→ **DATA RECORDS**
================

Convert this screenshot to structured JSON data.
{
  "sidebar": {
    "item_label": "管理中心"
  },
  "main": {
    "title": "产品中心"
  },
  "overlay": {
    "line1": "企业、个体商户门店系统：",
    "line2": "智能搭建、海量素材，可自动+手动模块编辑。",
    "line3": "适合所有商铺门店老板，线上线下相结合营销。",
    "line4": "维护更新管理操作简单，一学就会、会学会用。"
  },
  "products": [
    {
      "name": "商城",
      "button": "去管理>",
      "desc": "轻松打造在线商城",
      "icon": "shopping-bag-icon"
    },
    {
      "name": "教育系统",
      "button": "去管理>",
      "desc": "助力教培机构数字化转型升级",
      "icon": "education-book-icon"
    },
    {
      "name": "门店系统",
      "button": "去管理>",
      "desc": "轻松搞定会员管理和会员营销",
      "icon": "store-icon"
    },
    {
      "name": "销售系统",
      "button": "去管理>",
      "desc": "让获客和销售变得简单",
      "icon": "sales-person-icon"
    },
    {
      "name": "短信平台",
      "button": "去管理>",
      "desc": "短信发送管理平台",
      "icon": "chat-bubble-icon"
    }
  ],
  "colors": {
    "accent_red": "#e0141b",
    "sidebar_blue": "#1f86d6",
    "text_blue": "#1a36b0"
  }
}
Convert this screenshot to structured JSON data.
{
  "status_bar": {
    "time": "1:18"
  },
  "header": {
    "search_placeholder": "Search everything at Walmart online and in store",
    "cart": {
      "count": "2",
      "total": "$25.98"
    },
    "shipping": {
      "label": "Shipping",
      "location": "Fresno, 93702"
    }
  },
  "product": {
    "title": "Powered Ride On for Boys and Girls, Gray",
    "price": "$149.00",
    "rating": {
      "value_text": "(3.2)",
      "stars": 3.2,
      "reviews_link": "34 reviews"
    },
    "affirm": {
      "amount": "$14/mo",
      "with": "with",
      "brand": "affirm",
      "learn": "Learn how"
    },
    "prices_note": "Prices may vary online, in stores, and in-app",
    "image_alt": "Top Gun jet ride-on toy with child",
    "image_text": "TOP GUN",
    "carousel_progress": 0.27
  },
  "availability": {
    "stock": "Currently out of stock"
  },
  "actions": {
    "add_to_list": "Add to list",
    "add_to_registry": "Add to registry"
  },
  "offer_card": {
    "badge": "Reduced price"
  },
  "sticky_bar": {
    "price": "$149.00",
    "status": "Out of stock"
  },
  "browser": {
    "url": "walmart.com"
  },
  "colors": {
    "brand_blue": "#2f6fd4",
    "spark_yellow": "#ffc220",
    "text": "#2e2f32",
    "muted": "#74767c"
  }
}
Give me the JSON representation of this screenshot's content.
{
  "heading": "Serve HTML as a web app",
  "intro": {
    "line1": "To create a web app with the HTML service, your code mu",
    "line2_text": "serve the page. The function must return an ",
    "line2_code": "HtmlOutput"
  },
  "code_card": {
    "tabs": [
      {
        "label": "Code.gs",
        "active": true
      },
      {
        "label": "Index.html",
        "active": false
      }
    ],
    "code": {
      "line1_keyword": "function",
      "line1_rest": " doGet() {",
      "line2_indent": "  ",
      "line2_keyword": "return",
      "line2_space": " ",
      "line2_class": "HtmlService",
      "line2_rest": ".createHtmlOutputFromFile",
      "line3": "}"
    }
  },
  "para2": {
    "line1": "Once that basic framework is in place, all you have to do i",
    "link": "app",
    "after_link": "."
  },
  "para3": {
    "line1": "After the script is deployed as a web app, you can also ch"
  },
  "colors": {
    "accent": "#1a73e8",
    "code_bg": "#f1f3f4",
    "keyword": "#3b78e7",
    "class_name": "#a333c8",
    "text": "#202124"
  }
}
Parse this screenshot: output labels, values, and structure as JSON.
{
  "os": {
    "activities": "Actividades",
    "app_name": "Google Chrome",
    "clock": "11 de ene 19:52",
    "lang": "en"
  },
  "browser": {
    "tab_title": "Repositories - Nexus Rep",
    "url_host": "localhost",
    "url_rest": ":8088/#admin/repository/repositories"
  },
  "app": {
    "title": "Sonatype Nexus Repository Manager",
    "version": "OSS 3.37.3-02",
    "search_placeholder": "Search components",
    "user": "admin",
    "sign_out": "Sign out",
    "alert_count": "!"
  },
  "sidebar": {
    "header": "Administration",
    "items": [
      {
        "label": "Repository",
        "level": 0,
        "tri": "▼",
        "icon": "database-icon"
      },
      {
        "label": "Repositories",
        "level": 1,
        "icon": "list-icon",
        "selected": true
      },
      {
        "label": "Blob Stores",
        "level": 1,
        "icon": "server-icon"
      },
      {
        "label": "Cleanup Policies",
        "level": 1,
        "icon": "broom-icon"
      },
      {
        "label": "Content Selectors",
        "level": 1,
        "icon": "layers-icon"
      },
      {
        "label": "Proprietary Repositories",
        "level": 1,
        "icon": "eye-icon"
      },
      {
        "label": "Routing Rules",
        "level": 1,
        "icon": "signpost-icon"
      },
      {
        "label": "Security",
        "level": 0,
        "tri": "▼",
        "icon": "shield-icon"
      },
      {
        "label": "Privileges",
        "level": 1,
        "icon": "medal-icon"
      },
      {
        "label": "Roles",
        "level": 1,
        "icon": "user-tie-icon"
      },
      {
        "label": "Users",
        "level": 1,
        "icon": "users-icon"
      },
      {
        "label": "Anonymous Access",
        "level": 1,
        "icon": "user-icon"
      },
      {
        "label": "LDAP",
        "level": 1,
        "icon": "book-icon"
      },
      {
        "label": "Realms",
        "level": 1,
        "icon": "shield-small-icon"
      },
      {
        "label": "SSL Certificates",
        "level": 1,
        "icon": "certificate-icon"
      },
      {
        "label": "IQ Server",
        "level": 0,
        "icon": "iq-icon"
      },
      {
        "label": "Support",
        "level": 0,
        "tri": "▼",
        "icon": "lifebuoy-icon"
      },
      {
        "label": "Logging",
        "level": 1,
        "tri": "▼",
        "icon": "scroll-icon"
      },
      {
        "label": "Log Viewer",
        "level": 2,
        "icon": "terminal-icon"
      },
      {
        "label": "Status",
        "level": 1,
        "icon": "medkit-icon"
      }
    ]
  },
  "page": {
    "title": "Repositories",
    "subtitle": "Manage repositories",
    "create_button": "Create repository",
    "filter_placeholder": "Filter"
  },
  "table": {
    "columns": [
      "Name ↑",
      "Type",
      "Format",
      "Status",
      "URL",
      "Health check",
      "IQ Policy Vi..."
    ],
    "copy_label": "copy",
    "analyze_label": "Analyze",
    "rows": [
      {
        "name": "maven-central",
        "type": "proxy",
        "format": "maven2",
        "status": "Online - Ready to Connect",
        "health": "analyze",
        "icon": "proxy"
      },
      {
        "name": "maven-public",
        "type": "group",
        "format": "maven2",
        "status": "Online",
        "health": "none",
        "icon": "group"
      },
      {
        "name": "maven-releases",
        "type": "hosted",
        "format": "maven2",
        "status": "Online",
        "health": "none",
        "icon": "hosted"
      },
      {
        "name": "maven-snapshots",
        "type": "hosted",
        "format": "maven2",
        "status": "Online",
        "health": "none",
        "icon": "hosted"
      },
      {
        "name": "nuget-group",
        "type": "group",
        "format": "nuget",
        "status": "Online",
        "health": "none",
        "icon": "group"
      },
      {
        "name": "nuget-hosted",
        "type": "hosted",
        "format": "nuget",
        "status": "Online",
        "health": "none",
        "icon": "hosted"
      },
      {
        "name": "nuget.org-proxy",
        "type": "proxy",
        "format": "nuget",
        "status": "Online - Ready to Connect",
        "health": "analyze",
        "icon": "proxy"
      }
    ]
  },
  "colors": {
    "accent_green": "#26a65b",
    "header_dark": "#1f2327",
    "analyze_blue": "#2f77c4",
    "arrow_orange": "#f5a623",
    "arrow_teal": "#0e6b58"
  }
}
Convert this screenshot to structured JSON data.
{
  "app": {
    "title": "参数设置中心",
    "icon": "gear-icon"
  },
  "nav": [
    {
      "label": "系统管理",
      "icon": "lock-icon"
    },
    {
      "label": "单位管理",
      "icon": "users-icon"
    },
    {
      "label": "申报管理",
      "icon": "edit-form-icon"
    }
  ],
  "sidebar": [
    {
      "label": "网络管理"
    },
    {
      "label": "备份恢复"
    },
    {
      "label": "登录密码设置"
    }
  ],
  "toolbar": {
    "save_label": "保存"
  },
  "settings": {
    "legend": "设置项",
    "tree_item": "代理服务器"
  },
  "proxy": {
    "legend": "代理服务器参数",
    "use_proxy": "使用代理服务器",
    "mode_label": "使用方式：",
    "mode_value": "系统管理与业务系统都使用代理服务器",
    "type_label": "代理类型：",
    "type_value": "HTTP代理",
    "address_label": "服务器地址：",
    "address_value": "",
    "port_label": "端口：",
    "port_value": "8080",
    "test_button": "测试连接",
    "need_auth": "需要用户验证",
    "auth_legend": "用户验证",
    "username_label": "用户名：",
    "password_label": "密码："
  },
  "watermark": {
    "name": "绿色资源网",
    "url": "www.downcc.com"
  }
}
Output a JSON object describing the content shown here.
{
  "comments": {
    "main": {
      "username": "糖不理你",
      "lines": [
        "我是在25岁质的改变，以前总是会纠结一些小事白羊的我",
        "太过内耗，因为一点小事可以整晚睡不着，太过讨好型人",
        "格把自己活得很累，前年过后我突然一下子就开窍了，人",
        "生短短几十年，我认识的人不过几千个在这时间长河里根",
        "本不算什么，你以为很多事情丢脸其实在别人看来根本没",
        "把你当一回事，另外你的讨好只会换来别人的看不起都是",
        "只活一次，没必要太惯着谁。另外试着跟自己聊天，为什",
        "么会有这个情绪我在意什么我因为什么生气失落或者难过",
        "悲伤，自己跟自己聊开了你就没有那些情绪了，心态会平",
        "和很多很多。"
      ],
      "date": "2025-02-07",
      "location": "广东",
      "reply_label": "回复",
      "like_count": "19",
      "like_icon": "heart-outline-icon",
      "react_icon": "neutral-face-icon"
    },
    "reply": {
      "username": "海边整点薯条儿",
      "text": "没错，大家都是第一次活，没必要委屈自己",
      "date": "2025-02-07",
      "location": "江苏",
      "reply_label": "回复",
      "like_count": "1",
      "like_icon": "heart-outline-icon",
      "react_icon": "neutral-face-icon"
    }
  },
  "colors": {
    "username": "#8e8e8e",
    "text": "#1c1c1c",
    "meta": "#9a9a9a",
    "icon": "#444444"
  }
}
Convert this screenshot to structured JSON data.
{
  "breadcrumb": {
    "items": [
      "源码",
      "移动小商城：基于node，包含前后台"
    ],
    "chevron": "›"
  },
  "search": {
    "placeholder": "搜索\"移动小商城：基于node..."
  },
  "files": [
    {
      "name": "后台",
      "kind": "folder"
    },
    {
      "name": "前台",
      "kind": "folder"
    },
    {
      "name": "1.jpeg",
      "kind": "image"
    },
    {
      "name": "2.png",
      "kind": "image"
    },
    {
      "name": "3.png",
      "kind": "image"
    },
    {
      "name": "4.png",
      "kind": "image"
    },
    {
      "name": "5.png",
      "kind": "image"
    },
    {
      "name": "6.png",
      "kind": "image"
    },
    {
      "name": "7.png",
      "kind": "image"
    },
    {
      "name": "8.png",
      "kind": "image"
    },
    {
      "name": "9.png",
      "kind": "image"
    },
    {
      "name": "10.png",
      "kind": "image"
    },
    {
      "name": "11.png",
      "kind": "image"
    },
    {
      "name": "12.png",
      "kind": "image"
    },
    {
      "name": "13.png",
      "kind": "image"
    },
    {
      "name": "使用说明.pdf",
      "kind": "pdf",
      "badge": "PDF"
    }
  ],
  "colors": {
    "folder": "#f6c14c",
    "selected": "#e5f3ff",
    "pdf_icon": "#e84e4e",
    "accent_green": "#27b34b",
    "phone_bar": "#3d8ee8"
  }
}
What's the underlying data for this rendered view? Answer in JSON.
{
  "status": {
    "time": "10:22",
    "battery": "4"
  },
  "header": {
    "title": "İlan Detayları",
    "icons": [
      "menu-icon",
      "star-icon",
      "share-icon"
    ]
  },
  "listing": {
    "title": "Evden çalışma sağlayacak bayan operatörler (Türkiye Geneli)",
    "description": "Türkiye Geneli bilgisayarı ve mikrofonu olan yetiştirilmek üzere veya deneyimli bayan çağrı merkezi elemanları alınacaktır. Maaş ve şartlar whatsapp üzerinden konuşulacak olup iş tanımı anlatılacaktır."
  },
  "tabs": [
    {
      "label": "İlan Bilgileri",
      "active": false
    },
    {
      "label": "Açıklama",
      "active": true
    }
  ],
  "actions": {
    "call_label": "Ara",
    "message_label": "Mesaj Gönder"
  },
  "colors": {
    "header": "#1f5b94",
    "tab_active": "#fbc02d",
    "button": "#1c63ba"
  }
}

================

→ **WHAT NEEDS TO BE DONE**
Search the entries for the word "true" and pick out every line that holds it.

→ **RESULT FOR THIS EXERCISE**
        "active": true
        "selected": true
      "active": true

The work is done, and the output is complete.